• Task data:
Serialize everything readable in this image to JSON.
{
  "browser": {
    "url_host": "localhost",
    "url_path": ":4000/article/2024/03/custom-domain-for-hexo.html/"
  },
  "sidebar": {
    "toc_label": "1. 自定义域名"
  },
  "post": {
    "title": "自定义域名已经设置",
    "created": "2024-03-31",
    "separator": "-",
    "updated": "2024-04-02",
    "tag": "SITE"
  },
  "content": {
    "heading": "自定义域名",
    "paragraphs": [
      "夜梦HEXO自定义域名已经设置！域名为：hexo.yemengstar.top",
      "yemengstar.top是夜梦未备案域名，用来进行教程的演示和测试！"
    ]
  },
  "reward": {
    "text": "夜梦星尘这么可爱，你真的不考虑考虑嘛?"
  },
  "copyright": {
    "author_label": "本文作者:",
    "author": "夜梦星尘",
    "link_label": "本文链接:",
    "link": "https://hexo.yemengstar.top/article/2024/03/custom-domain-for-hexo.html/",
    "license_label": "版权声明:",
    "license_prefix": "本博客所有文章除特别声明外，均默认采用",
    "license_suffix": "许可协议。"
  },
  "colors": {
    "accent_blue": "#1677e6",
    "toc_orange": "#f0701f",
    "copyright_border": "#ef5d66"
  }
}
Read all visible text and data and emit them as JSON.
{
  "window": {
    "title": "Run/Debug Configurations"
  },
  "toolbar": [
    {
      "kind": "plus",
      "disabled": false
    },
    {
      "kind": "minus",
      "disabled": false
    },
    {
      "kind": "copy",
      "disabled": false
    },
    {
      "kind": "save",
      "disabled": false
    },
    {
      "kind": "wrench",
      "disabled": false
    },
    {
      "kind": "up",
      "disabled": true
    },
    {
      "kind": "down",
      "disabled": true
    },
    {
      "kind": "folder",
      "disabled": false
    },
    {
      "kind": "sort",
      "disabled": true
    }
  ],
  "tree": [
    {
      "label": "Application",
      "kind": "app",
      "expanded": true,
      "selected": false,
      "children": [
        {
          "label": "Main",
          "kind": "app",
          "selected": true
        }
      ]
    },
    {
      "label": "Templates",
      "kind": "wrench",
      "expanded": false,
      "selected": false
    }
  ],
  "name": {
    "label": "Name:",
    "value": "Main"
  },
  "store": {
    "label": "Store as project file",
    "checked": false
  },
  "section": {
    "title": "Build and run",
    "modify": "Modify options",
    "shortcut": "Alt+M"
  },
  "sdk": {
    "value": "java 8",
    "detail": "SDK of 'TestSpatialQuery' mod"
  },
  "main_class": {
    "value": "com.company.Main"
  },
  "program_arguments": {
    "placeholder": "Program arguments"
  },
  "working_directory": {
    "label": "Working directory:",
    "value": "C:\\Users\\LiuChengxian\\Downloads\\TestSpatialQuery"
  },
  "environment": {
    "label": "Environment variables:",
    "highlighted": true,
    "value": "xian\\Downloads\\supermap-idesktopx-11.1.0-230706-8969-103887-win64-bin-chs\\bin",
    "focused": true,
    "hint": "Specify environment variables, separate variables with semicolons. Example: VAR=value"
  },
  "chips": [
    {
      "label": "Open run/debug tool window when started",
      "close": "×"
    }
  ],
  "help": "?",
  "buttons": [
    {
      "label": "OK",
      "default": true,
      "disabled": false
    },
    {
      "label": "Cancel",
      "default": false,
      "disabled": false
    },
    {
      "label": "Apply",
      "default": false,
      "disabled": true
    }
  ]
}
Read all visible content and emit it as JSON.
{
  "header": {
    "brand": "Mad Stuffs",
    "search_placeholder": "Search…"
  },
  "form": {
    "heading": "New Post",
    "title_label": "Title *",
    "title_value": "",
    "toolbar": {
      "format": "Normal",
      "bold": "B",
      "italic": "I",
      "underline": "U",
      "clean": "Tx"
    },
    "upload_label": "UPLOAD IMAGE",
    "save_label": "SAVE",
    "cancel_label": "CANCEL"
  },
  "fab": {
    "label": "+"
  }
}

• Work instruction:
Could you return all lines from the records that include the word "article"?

• Answer to this task:
    "url_path": ":4000/article/2024/03/custom-domain-for-hexo.html/"
    "link": "https://hexo.yemengstar.top/article/2024/03/custom-domain-for-hexo.html/",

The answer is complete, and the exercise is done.